Every Friday the South London Press invites an MP from south of the river to write a column based on a subject of their choosing. It was my turn this...
Thank you to everyone who has emailed asking me to commit to supporting the continued legal recognition of animal sentience.
The Labour Party has a strong record on animal rights and we are not about to change that now. We have a moral duty to treat the animals we share our planet with in a humane and compassionate way and Brexit must not lead to any watering down of existing standards on animal welfare.
As many of you know, Article 13 of the Treaty on the Functioning of the European Union protects the legal status of animals as sentient beings. In its current form, the Draft European Union (Withdrawal) Bill will not ensure its preservation in UK law.
Last week (November 15th) I voted in favour of New Clause 30 which sought to amend the bill and retain the rights and obligations contained in Article 13. I also support Amendment 350, which has been tabled by the Official Opposition and will be debated over the coming weeks. This amendment would similarly ensure that the Government is held to the animal welfare standards enshrined in Article 13 of the Treaty on the Functioning of the European Union.
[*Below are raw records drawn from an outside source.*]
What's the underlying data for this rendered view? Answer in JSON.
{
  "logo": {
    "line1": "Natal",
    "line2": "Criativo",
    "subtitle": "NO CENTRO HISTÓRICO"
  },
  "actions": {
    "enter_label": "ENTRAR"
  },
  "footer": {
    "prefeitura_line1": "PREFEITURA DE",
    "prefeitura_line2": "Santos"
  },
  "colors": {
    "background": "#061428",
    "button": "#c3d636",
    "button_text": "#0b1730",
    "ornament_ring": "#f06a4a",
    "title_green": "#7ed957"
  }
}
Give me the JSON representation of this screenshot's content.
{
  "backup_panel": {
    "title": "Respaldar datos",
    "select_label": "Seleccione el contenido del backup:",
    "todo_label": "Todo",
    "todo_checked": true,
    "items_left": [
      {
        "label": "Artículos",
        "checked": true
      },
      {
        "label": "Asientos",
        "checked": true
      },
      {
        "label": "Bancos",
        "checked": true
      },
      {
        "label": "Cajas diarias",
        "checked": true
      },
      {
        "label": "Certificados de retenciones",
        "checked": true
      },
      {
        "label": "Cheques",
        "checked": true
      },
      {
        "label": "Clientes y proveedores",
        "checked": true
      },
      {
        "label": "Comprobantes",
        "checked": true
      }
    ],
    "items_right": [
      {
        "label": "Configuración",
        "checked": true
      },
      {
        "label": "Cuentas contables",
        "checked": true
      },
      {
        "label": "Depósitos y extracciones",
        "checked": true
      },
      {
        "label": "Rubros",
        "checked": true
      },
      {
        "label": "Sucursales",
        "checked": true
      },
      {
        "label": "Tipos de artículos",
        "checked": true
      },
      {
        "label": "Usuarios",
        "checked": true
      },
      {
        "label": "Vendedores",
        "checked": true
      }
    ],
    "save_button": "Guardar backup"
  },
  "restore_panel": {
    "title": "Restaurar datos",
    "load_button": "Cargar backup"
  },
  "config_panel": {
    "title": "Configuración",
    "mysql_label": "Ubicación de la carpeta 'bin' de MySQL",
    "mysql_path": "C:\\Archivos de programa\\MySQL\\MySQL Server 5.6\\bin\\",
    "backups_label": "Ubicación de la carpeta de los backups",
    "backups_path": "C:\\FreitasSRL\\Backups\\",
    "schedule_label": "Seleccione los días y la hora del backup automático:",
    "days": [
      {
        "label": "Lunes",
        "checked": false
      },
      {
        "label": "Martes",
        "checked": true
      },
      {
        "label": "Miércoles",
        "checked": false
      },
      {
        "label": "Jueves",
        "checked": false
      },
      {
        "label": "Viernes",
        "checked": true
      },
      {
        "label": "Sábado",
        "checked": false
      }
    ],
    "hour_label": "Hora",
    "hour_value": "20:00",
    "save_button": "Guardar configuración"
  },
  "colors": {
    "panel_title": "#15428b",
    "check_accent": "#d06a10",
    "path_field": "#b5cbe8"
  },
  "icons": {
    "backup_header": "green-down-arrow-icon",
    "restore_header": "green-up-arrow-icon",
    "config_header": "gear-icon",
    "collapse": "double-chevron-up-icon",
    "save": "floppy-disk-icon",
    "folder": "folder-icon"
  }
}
Unfortunately, when New Clause 30 was pressed to a vote it was rejected by the Government and defeated. The Minister argued that animals are already recognised as sentient beings under domestic law and that this will continue to be the case. The Government has since said that it will ensure any necessary changes required to UK law are made to ensure animal sentience is recognised after we leave the EU.
I believe this is inadequate and that the Government should reverse its decision and amend the Repeal Bill without further delay. I will therefore support Amendment 350 if it is pushed to a vote during the Bill's remaining stages.
I also intend to support amendments that aim to ensure there is no weakening of EU-derived rights - including on animal welfare standards - because of Brexit; and I can assure you that I will continue to press for existing standards on animal welfare to be transposed into British law and strengthened where necessary.
Thank you to everyone who has emailed asking me to commit to supporting the continued legal recognition of animal sentience. The Labour Party has a strong record on animal rights...
The Budget yesterday did nothing but paper over the glaring issues facing our country with insufficient policy pledges. The government continues to ignore the fact wages are falling, public services are failing and the economy is stagnating. As Jeremy Corbyn said to MPs yesterday, “the reality is, this is a government no longer fit for office”.
The Budget yesterday did nothing but paper over the glaring issues facing our country with insufficient policy pledges. The government continues to ignore the fact wages are falling, public services... Read more
Since the European Union (Withdrawal) Bill returned to the Commons last week for its committee stage reading, I have received over 400 emails from constituents asking me to support various new clauses and amendments. As a whip I am not allowed to add my name to amendments, but I thought it would be helpful to summarise everything we have voted on so far.
Since the European Union (Withdrawal) Bill returned to the Commons last week for its committee stage reading, I have received over 400 emails from constituents asking me to support various... Read more